*Instructions to follow*.
Report the lines of the data below that contain the string "Reaction".

*Entries provided*.
────────────────
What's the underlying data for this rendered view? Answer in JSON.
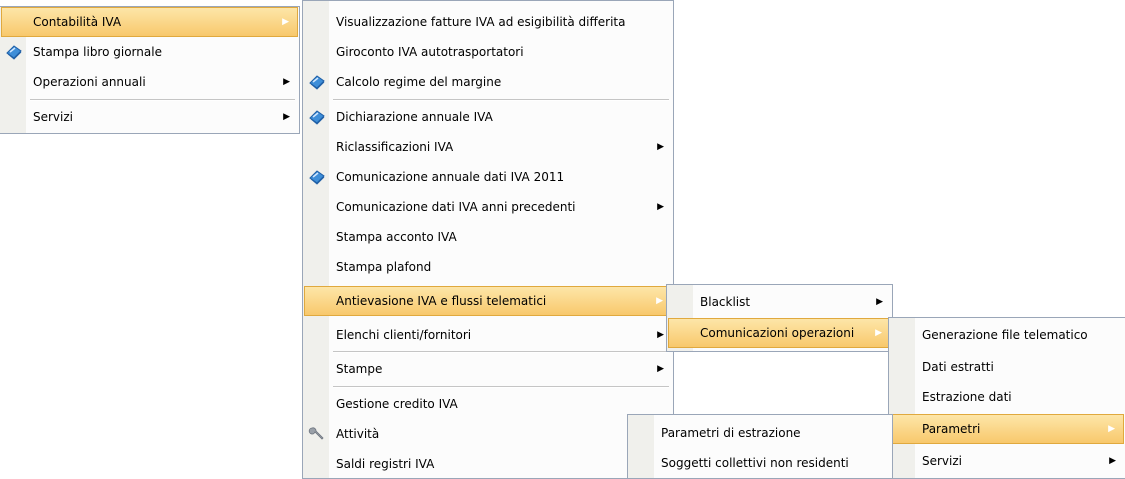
{
  "menu1": {
    "items": [
      {
        "label": "Contabilità IVA",
        "icon": "",
        "submenu": true,
        "highlighted": true
      },
      {
        "label": "Stampa libro giornale",
        "icon": "book-icon",
        "submenu": false
      },
      {
        "label": "Operazioni annuali",
        "icon": "",
        "submenu": true
      },
      {
        "label": "Servizi",
        "icon": "",
        "submenu": true
      }
    ]
  },
  "menu2": {
    "items": [
      {
        "label": "Visualizzazione fatture IVA ad esigibilità differita"
      },
      {
        "label": "Giroconto IVA autotrasportatori"
      },
      {
        "label": "Calcolo regime del margine",
        "icon": "book-icon"
      },
      {
        "label": "Dichiarazione annuale IVA",
        "icon": "book-icon"
      },
      {
        "label": "Riclassificazioni IVA",
        "submenu": true
      },
      {
        "label": "Comunicazione annuale dati IVA 2011",
        "icon": "book-icon"
      },
      {
        "label": "Comunicazione dati IVA anni precedenti",
        "submenu": true
      },
      {
        "label": "Stampa acconto IVA"
      },
      {
        "label": "Stampa plafond"
      },
      {
        "label": "Antievasione IVA e flussi telematici",
        "submenu": true,
        "highlighted": true
      },
      {
        "label": "Elenchi clienti/fornitori",
        "submenu": true
      },
      {
        "label": "Stampe",
        "submenu": true
      },
      {
        "label": "Gestione credito IVA"
      },
      {
        "label": "Attività",
        "icon": "wrench-icon"
      },
      {
        "label": "Saldi registri IVA"
      }
    ]
  },
  "menu3": {
    "items": [
      {
        "label": "Blacklist",
        "submenu": true
      },
      {
        "label": "Comunicazioni operazioni",
        "submenu": true,
        "highlighted": true
      }
    ]
  },
  "menu4": {
    "items": [
      {
        "label": "Generazione file telematico"
      },
      {
        "label": "Dati estratti"
      },
      {
        "label": "Estrazione dati"
      },
      {
        "label": "Parametri",
        "submenu": true,
        "highlighted": true
      },
      {
        "label": "Servizi",
        "submenu": true
      }
    ]
  },
  "menu5": {
    "items": [
      {
        "label": "Parametri di estrazione"
      },
      {
        "label": "Soggetti collettivi non residenti"
      }
    ]
  },
  "colors": {
    "highlight_top": "#fde6a8",
    "highlight_bottom": "#f8c86c",
    "border": "#9aa6b8",
    "gutter": "#f0f0ec"
  }
}
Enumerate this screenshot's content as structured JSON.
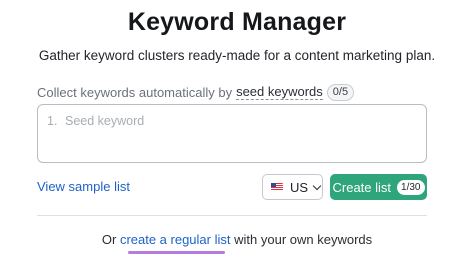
{
  "header": {
    "title": "Keyword Manager",
    "subtitle": "Gather keyword clusters ready-made for a content marketing plan."
  },
  "collect": {
    "prefix": "Collect keywords automatically by",
    "seed_link": "seed keywords",
    "counter": "0/5"
  },
  "input": {
    "line_number": "1.",
    "placeholder": "Seed keyword"
  },
  "actions": {
    "sample_link": "View sample list",
    "country": "US",
    "country_flag_icon": "us-flag-icon",
    "create_label": "Create list",
    "create_badge": "1/30"
  },
  "footer": {
    "prefix": "Or",
    "regular_link": "create a regular list",
    "suffix": "with your own keywords"
  },
  "colors": {
    "primary_green": "#2fa57b",
    "link_blue": "#1d62c9",
    "accent_purple": "#b57de0"
  }
}
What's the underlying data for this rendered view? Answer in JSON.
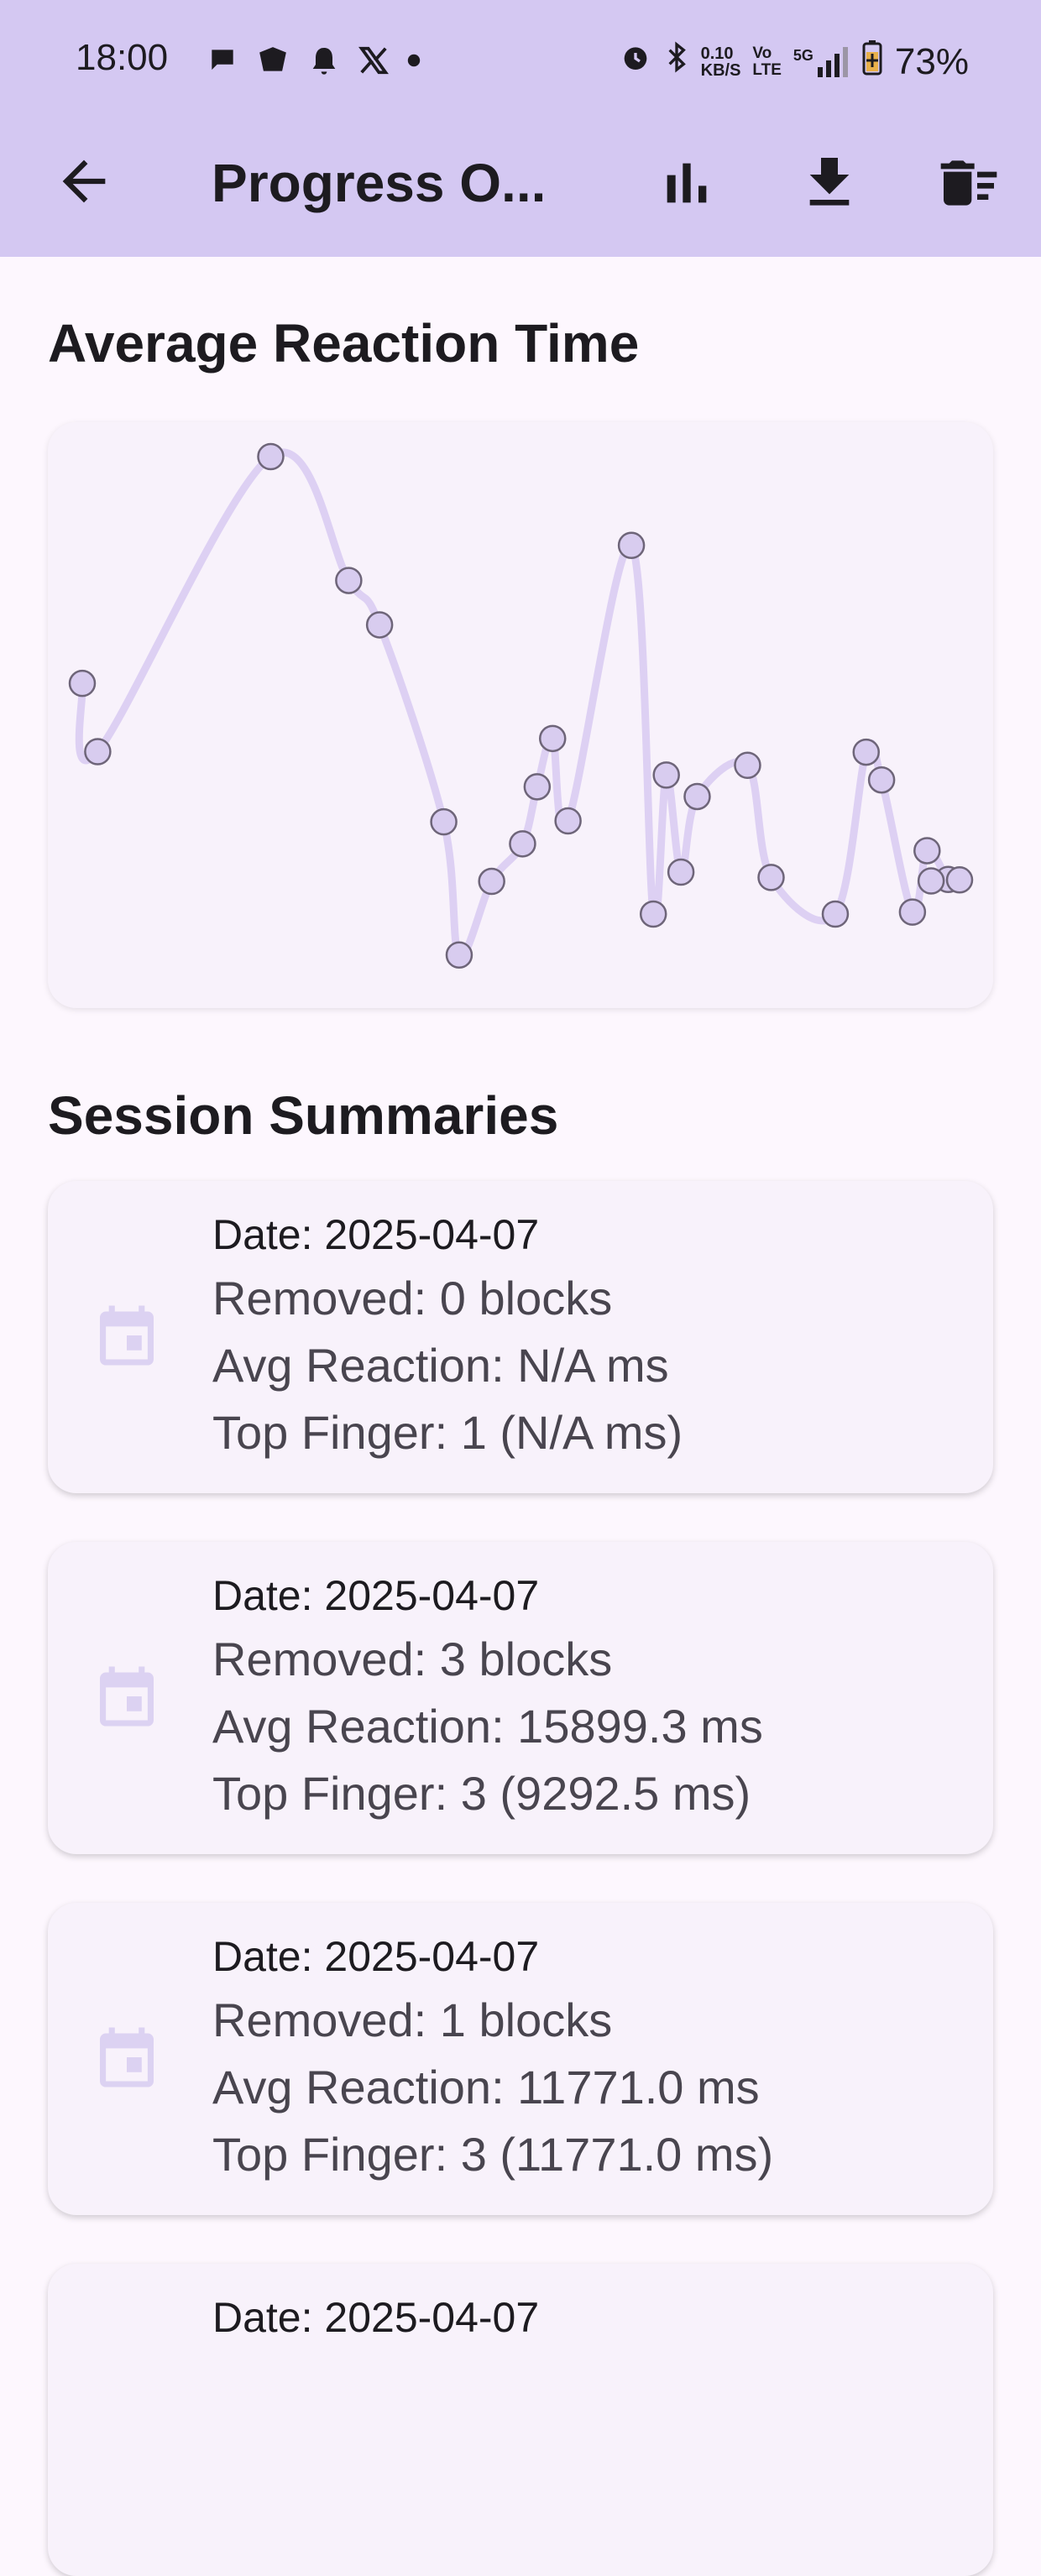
{
  "status_bar": {
    "time": "18:00",
    "net_speed_top": "0.10",
    "net_speed_bottom": "KB/S",
    "volte_top": "Vo",
    "volte_bottom": "LTE",
    "network": "5G",
    "battery": "73%"
  },
  "app_bar": {
    "title": "Progress O..."
  },
  "sections": {
    "chart_title": "Average Reaction Time",
    "sessions_title": "Session Summaries"
  },
  "chart_data": {
    "type": "line",
    "title": "Average Reaction Time",
    "xlabel": "",
    "ylabel": "",
    "y_range_relative": [
      0,
      1
    ],
    "grid": false,
    "legend": "none",
    "series": [
      {
        "values": [
          0.535,
          0.395,
          1.0,
          0.746,
          0.655,
          0.251,
          -0.022,
          0.129,
          0.206,
          0.323,
          0.422,
          0.253,
          0.818,
          0.062,
          0.347,
          0.148,
          0.303,
          0.367,
          0.137,
          0.062,
          0.394,
          0.337,
          0.066,
          0.192,
          0.133,
          0.132,
          0.13
        ]
      }
    ],
    "line_color": "#ddd0f3",
    "point_fill": "#d8ccef",
    "point_stroke": "#6e6579"
  },
  "sessions": [
    {
      "date": "Date: 2025-04-07",
      "removed": "Removed: 0 blocks",
      "avg": "Avg Reaction: N/A ms",
      "top": "Top Finger: 1 (N/A ms)"
    },
    {
      "date": "Date: 2025-04-07",
      "removed": "Removed: 3 blocks",
      "avg": "Avg Reaction: 15899.3 ms",
      "top": "Top Finger: 3 (9292.5 ms)"
    },
    {
      "date": "Date: 2025-04-07",
      "removed": "Removed: 1 blocks",
      "avg": "Avg Reaction: 11771.0 ms",
      "top": "Top Finger: 3 (11771.0 ms)"
    },
    {
      "date": "Date: 2025-04-07"
    }
  ],
  "colors": {
    "app_bar": "#d4c8f2",
    "background": "#fdf7fe",
    "card": "#f8f2fb",
    "accent": "#d8ccef"
  },
  "icons": {
    "back": "arrow-left-icon",
    "chart": "bar-chart-icon",
    "download": "download-icon",
    "delete": "delete-sweep-icon",
    "calendar": "calendar-icon"
  }
}
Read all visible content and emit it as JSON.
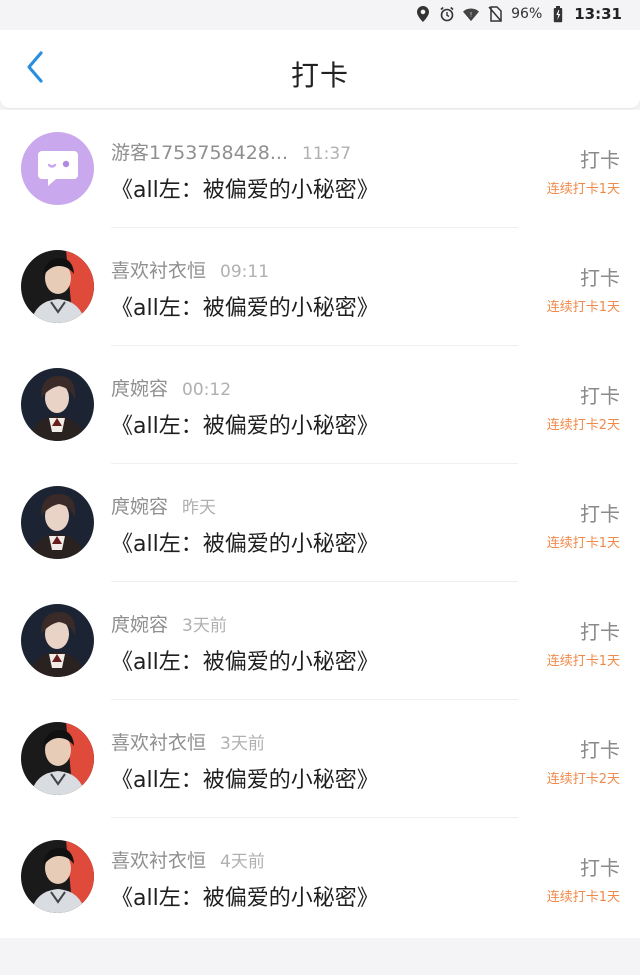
{
  "status_bar": {
    "battery": "96%",
    "time": "13:31"
  },
  "header": {
    "title": "打卡"
  },
  "list": [
    {
      "name": "游客1753758428...",
      "time": "11:37",
      "book": "《all左：被偏爱的小秘密》",
      "checkin": "打卡",
      "streak": "连续打卡1天",
      "avatar": "guest"
    },
    {
      "name": "喜欢衬衣恒",
      "time": "09:11",
      "book": "《all左：被偏爱的小秘密》",
      "checkin": "打卡",
      "streak": "连续打卡1天",
      "avatar": "red"
    },
    {
      "name": "庹婉容",
      "time": "00:12",
      "book": "《all左：被偏爱的小秘密》",
      "checkin": "打卡",
      "streak": "连续打卡2天",
      "avatar": "dark"
    },
    {
      "name": "庹婉容",
      "time": "昨天",
      "book": "《all左：被偏爱的小秘密》",
      "checkin": "打卡",
      "streak": "连续打卡1天",
      "avatar": "dark"
    },
    {
      "name": "庹婉容",
      "time": "3天前",
      "book": "《all左：被偏爱的小秘密》",
      "checkin": "打卡",
      "streak": "连续打卡1天",
      "avatar": "dark"
    },
    {
      "name": "喜欢衬衣恒",
      "time": "3天前",
      "book": "《all左：被偏爱的小秘密》",
      "checkin": "打卡",
      "streak": "连续打卡2天",
      "avatar": "red"
    },
    {
      "name": "喜欢衬衣恒",
      "time": "4天前",
      "book": "《all左：被偏爱的小秘密》",
      "checkin": "打卡",
      "streak": "连续打卡1天",
      "avatar": "red"
    }
  ],
  "colors": {
    "accent": "#2b8fe0",
    "streak": "#f08a4b",
    "guest_avatar": "#c9a8ee"
  }
}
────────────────
*Response area*.
    "chart_title": "Average Reaction Time",
    "title": "Average Reaction Time",
      "avg": "Avg Reaction: N/A ms",
      "avg": "Avg Reaction: 15899.3 ms",
      "avg": "Avg Reaction: 11771.0 ms",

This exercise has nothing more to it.